As societies grapple with questions around how to approach open access publishing, one of the best ways to identify viable options is to look to other societies with successful OA titles. In this post, Emilie Gunn, managing editor for the American Society of Clinical Oncology journals, discusses how ASCO launched it's first fully OA journal.
In this interview, lecturer for the Faculty of Law at the University of Malaya Stewart Manley unpacks the FTC v. OMICS case and its broader implications for the oversight of predatory publishing practices.
In this interview Timothy Vollmer, Senior Manager for Public Policy at Creative Commons, discusses the different open copyright licenses Creative Commons offers and the benefits of open copyright in academic publishing.
Once a scholar finds your open access journal, what can you do to encourage them to come back? Here are four ways to get scholars to frequent your OA journal website with examples from Scholastica's publishing platform.

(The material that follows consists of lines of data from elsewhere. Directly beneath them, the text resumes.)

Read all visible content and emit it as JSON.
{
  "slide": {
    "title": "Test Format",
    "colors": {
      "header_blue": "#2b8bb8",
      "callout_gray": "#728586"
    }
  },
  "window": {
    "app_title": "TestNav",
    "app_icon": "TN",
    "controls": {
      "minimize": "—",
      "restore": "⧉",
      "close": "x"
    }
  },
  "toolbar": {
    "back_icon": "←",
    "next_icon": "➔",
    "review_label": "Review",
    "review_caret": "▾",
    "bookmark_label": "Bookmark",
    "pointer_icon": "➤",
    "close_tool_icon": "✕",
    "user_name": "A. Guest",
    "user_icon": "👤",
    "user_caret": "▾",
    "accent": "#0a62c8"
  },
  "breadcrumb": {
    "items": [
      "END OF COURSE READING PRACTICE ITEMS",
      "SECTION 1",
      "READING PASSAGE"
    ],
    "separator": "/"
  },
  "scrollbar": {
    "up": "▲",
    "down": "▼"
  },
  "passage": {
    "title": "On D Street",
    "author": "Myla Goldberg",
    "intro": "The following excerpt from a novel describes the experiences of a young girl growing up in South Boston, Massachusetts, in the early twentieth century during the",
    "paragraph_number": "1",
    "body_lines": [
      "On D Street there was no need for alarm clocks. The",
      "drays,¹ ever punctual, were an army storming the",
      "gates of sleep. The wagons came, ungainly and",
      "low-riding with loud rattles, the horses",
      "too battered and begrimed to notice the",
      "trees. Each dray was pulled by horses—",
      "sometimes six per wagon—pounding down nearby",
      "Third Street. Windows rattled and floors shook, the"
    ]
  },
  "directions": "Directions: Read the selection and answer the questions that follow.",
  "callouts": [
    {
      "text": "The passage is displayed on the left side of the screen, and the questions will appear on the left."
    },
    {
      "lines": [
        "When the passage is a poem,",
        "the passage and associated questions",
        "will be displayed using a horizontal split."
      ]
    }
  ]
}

Many law reviews are yet to explore all the possibilities of online publishing, and they're missing out on opportunities to better serve authors and readers as a result. Here are three key areas of digital publishing that every law review should prioritize.
The start of a new year is always a good time for reflection. Before we dive into 2019, we wanted to take the opportunity to look back at some highlights from last year and our plans for the year ahead.
In the wake of Plan S and other recent open access mandates, the need to rethink subscription-based journal publishing models is becoming more pressing for scholarly societies and associations around the world. In this interview, Mikael Laakso, Associate Professor at Hanken School of Economics, discusses his research on ways societies are transitioning journals to OA models.
Today, keeping a current journal website doesn't have to involve learning to use complex content management systems or getting a development team to write custom code. Another option is to use an easy-to-edit website template made for academic journals. In this post, we outline three key benefits of using a website template.
In this recorded webinar publishers and editors share their experience launching new open access journals as well as transitioning paywalled journals to open access publishing models.